/---

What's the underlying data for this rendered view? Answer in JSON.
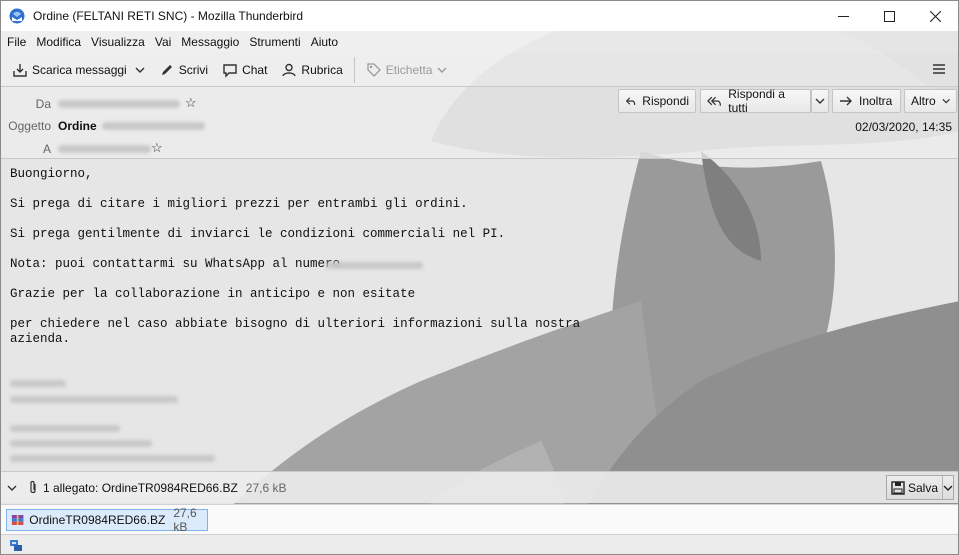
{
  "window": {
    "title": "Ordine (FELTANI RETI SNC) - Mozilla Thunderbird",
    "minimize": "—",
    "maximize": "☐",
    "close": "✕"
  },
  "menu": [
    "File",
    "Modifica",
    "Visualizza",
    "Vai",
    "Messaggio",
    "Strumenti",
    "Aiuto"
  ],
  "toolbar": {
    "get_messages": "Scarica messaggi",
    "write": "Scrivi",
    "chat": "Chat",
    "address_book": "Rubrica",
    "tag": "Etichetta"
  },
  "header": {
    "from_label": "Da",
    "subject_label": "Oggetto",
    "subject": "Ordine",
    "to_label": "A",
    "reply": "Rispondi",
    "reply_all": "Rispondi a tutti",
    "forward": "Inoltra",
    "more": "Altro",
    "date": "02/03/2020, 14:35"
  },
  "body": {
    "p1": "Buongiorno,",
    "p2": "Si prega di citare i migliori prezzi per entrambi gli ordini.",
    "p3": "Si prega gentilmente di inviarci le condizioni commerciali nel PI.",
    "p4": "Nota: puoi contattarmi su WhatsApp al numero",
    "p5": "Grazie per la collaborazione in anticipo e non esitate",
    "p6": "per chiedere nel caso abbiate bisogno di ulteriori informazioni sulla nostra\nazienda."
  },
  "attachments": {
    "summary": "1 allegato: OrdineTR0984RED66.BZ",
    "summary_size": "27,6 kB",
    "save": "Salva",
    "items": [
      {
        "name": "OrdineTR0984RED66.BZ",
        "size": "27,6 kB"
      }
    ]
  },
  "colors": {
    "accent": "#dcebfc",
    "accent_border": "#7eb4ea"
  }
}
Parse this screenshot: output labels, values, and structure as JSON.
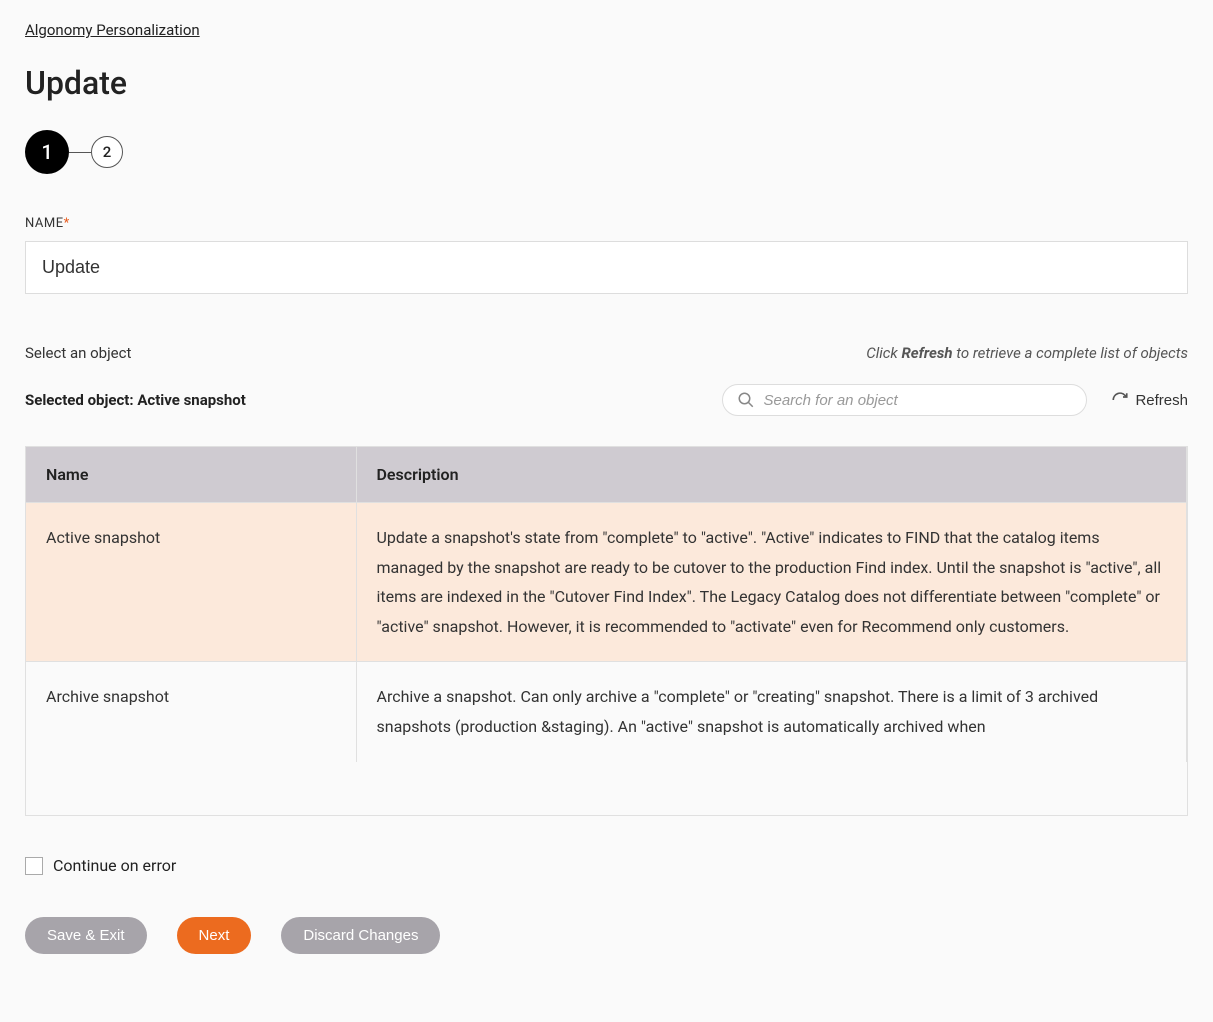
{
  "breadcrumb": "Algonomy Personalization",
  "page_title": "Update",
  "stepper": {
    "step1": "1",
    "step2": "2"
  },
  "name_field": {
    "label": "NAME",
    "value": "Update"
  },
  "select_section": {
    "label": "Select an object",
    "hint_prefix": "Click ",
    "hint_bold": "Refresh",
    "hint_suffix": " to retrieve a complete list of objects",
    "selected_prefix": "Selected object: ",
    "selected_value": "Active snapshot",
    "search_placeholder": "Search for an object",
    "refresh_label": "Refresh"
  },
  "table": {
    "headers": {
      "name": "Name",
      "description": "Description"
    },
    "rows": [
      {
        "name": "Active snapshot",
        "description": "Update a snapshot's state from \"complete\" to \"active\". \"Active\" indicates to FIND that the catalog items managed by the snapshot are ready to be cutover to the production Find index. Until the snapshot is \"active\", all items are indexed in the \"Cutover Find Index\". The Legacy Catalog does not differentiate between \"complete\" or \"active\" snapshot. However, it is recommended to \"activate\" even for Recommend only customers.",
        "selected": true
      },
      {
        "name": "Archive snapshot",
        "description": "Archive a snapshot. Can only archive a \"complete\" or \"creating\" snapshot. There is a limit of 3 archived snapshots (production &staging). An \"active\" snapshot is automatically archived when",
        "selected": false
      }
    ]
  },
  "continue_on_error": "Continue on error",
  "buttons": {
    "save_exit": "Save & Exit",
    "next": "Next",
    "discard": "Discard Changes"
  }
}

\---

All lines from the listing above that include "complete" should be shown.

### SOLUTION TO THIS TASK
    "hint_suffix": " to retrieve a complete list of objects",
        "description": "Update a snapshot's state from \"complete\" to \"active\". \"Active\" indicates to FIND that the catalog items managed by the snapshot are ready to be cutover to the production Find index. Until the snapshot is \"active\", all items are indexed in the \"Cutover Find Index\". The Legacy Catalog does not differentiate between \"complete\" or \"active\" snapshot. However, it is recommended to \"activate\" even for Recommend only customers.",
        "description": "Archive a snapshot. Can only archive a \"complete\" or \"creating\" snapshot. There is a limit of 3 archived snapshots (production &staging). An \"active\" snapshot is automatically archived when",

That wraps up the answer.